I didn’t recognize the number, but after muddled noises and forced greetings, I made out that the person on the other line was John. “I have a house for you,” he said. I had to break the news to him that we just purchased our new rental, but I appreciated his help. I really did, too. John kept his word, to a point. Who would’ve thought this random guy would take time out of his week to help two people he’d only talked to for five minutes?

John and I both discussed plans to meet and chat in Kayonza that evening, but when I arrived to town and called his line, no answer came from the other end. To this day, I haven’t heard from him. I’m still curious as to whether he really did find us a potential house and how much it was.

Even more so, I’m curious if he’ll find a way to show up in our lives again. Being in a foreign country for only a limited amount of time, I frequently think about my ticking clock. There’s no guarantee I’ll return to Rwanda after my ten months. All my future embraces and heart-felt “Amakuru’s” could simply be grains of sand in an hourglass.

Fast-forward to last Sunday, our expected move-in date. Postponed. The unfinished bathroom was probably still just that, unfinished. Our next expected move-in, Monday. Postponed. Could be anything at this rate. Finally, we were told we could move our belongings in Tuesday evening.

We jumped at the chance, had our Rwinkwavu crew find us a taxi and took off in a beat-up Toyota just big enough to contain all our baggage. That night, I marched over a mile stretching my arms to the brink so I could carry a twin mattress over my head all the way to my new bedroom. Our own two legs were the only moving companies available after eight o’clock.

With a full stomach of brochettes and celebratory beers for our first successful rental in Rwanda, we crashed on our mattresses. The house was completely cleared out except for our own luggage, backpacks and what we could carry. The living room cement floor was our bed frame.

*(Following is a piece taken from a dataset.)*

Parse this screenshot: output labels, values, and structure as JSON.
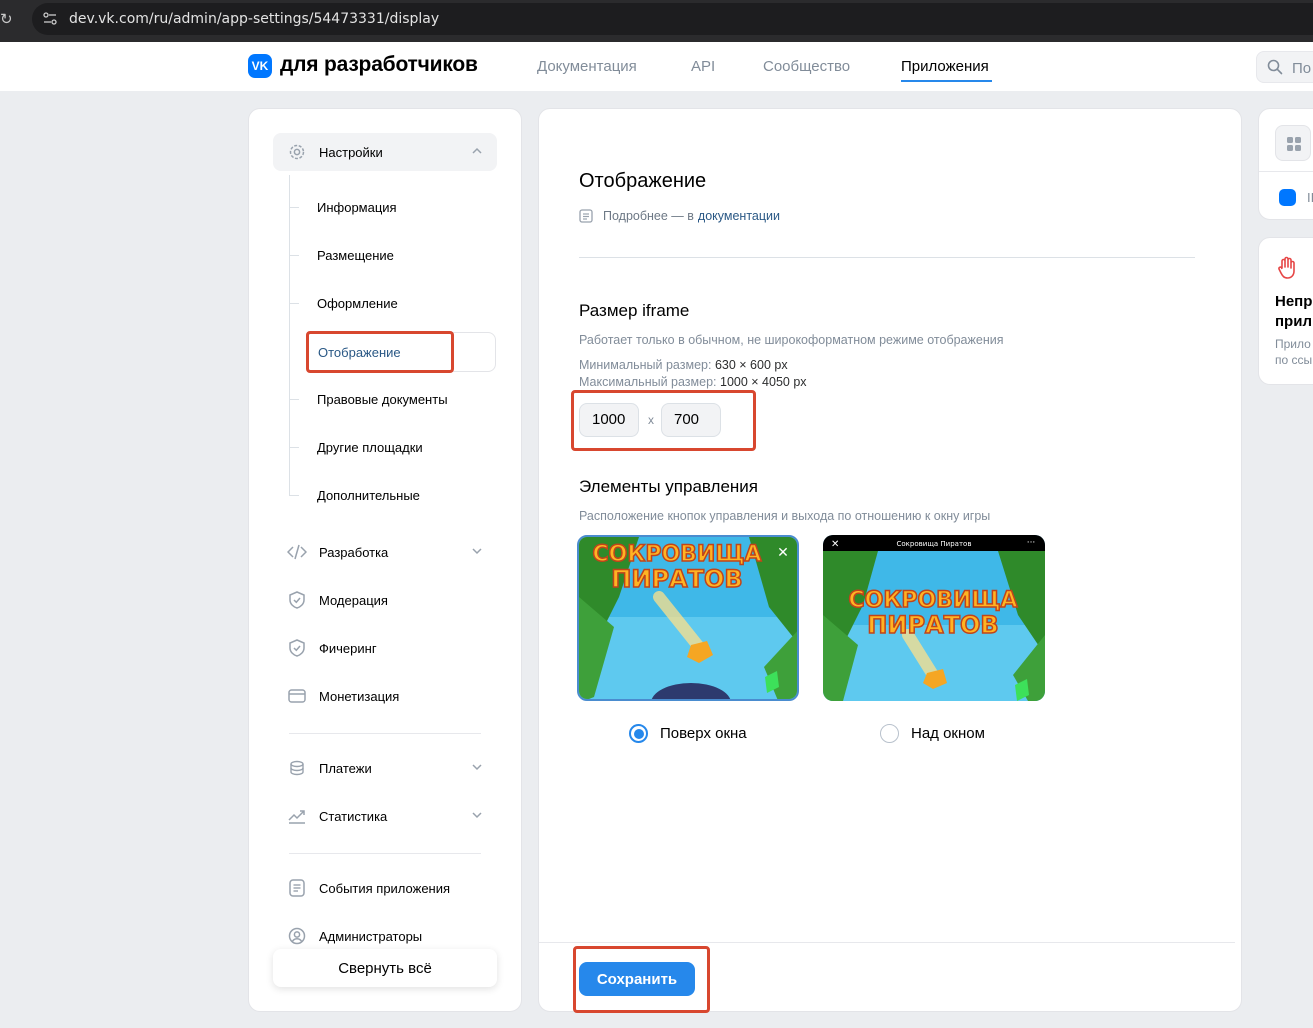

We’ve upgraded the crib a bit since the first night — one more bed, three plastic chairs, kitchen shelves, a laundry basket and mosquito nets — but the inside is still fairly desolate.

In time, I’m confident we’ll make it our own.

The kids — well, not to mention the whole neighborhood — know exactly where we live now. The little ones just make it obvious. They rush in packs to see us when we leave for the day, or peer through the cracks of our gate, or climb on each others shoulders to peek over the barrier wall.

For now, we’re still the “Muzungus!” of the community. I don’t think that will change during our fellowship. Eventually, though, hopefully Kayonza’s own will warm up to calling us neighbors.